It feels like time just flies by on The Clicky Post… The reason I say that is because products I feel I just reviewed recently were write ups I did years ago. Each time a maker who’s work I reviewed previously comes out with something new for me to try, there is a little bit of nostalgia it seems when I get to look back on things done previously and how much time has passed.
My favorite thing about looking back at smaller maker’s work is the progress they’ve made in their designs and as small businesses. Many of the brands we like in our little niche community are regular people like you and me, often carving out time from jobs and family to produce things we can enjoy. When you think about it, that’s pretty awesome.
The review today is from a company/maker you may know, Andrew Sanderson of Modern Fuel (and his wife Catherine) who has produced two iterations of a sleek, minimalist mechanical pencil with much popularity. The original design was produced in 2015, and with some graciously taken feedback, a second more durable pencil (with some more intricate bells and whistles) in 2017.
The most interesting aspect of the pencil 2.0 is the fact that Andrew worked to engineer the mechanism from scratch and, with first hand experience in handling it, I found it to be sort of a work of mechanical art.
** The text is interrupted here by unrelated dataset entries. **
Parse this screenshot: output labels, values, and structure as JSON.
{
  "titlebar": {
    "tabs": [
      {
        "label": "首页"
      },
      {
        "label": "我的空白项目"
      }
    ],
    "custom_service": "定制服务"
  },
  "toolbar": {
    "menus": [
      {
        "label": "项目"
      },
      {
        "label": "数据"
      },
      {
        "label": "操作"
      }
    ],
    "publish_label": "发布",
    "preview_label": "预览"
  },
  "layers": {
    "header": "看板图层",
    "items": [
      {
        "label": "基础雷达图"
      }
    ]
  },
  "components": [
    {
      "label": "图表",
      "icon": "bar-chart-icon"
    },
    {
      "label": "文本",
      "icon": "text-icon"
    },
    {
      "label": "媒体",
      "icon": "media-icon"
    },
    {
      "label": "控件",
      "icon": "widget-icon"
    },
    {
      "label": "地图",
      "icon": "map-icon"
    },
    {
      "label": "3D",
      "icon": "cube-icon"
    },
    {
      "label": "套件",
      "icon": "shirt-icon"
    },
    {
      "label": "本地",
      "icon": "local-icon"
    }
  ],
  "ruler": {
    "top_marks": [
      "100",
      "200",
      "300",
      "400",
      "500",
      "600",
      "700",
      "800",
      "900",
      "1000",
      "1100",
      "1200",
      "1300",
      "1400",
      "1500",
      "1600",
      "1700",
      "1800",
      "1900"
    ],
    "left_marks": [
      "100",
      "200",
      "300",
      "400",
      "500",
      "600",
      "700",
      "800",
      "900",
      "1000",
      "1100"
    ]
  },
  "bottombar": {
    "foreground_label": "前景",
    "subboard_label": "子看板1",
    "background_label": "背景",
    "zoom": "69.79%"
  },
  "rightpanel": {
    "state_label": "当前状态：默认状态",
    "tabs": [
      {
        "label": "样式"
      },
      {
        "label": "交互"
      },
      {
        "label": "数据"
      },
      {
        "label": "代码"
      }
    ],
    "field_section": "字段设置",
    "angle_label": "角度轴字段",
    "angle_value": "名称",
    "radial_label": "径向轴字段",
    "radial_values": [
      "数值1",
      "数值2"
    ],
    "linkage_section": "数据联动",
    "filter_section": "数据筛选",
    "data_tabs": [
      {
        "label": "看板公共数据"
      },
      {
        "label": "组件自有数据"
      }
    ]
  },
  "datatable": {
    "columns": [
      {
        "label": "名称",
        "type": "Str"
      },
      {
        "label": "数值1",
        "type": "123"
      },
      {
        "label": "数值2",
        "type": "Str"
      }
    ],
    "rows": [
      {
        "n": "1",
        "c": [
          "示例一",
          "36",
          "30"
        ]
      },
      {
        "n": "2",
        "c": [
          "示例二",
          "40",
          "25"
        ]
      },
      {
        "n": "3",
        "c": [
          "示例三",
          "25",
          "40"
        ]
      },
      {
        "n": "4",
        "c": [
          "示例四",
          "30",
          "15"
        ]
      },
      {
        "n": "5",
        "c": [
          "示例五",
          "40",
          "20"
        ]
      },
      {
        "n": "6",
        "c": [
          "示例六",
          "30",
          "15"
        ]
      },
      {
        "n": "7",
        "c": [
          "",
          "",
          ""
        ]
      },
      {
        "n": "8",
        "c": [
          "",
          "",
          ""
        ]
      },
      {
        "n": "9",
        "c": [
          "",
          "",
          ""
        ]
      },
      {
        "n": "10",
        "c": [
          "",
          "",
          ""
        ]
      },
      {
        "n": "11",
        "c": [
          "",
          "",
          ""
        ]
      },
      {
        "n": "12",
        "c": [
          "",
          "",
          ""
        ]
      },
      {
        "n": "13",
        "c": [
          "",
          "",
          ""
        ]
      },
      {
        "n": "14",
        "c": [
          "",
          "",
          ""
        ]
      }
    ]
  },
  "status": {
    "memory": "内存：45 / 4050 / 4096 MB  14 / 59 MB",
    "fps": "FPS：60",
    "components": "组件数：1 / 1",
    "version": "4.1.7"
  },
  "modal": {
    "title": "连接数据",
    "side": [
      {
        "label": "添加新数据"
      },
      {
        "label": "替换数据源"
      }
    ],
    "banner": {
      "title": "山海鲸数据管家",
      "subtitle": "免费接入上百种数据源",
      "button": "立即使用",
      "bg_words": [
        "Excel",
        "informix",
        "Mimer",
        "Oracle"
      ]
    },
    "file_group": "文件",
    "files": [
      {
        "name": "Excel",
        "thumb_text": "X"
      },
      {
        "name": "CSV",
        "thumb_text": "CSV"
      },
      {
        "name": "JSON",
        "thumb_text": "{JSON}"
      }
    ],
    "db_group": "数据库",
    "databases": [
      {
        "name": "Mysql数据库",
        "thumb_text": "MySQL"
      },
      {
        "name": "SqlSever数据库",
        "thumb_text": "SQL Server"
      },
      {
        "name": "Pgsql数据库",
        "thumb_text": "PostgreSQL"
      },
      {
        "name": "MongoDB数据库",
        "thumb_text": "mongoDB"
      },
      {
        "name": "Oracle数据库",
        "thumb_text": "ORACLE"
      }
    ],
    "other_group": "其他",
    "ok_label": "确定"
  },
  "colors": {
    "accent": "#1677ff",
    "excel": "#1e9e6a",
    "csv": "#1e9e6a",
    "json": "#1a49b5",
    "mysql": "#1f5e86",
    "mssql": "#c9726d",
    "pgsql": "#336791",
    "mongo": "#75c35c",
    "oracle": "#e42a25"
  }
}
To make a companion for the pencil, Modern Fuel is back on Kickstarter to gain funding for a matching ink pen and Andrew kindly sent me one of the prototypes to take a look at.
When I used the word “sleek” above, that has been the common theme with the Modern Fuel instruments. From a glance they are very simple, but have a uniform style and appeal that kind of draws you in. They may seem a bit cold or “surgical”, but I actually think that is why people like them. They seem very well made and intentional.
The pen Andrew has produced is no different and is a nearly identical copy in shape and size as its counterpart. The variation is in the knock mechanism where the pencil has a stepped, larger cylinder shape at the top (to be big enough to hold an eraser), where the pen is just a smaller diameter cylinder which I like.
There is some functionality in the pencil’s knock as well since it is where you access the hardware to swap mechanisms so it needed to be hollow. The pen wouldn’t need this feature since the only thing you need to change is the refill inside which is done via a well concealed break in the barrel. If the seam on the final production model of the pen is as good as the prototype, people are going to be very pleased… it is nearly invisible.
The barrel of the pen is nicely machined without any sharp edges or obvious “imperfections”. Being a raw stainless steel barrel, it does have some marks from being used and tested, but nothing from neglect in design or execution.
Compared to others, the pen may come across as a bit on the slim side being less than 3/8”, but the weight of the metal barrel balances it out nicely. Being a pretty full length clicker pen of longer than 5”, the weight of 1.5 oz (stainless steel) gives a nice heft but isn’t overbearing.
One thing of note is that the pens will only be made in somewhat “heavier” metals: brass, copper, stainless steel, and titanium. No lightweight aluminum versions…
As mentioned above, there is a nearly invisible break in the barrel about a quarter of the way up to allow swapping the refill. Andrew designed it to take a Parker style (international G2) which means it can also take refills like the Fisher Space Pen with the adaptor they are sold with.
Also to note, the pen comes standard as clipless, but Andrew does offer one that slips over the barrel.
The final aspect of the review is a bit tricky as it refers to the knock mechanism itself. The pen Andrew sent me truly is a prototype so the mechanism isn’t in its final state yet, but close. That in mind, I can’t really give it a definitive thumbs up or down, but it is designed to be a quiet "click” similar to that of the Schmidt mechanism found on a lot of maker’s pens. But, rather than an off the shelf part Andrew is again setting out to manufacture his own. In my opinion it fits the pen really well in style, length, and tension. Nothing really beats a satisfying “CLICK”, but I think this will suit people fine and with any kinks ironed out it will be great.
Being a more bespoke and small batch type of maker (and with custom mechanisms), the Modern Fuel pen is a bit on the higher price scale starting at $120 and going up from there for titanium. I’m not sure if the prices on Kickstarter are greatly reduced in comparison to to ultimate retail. The pen is beautifully made, and a range of $80 - 150 seems about a sweet spot for it as this is what the competition for pens in this category tend to fetch.
Special thanks to Modern Fuel for sending this by to take a look at and I’m excited to see how the final product rolls out.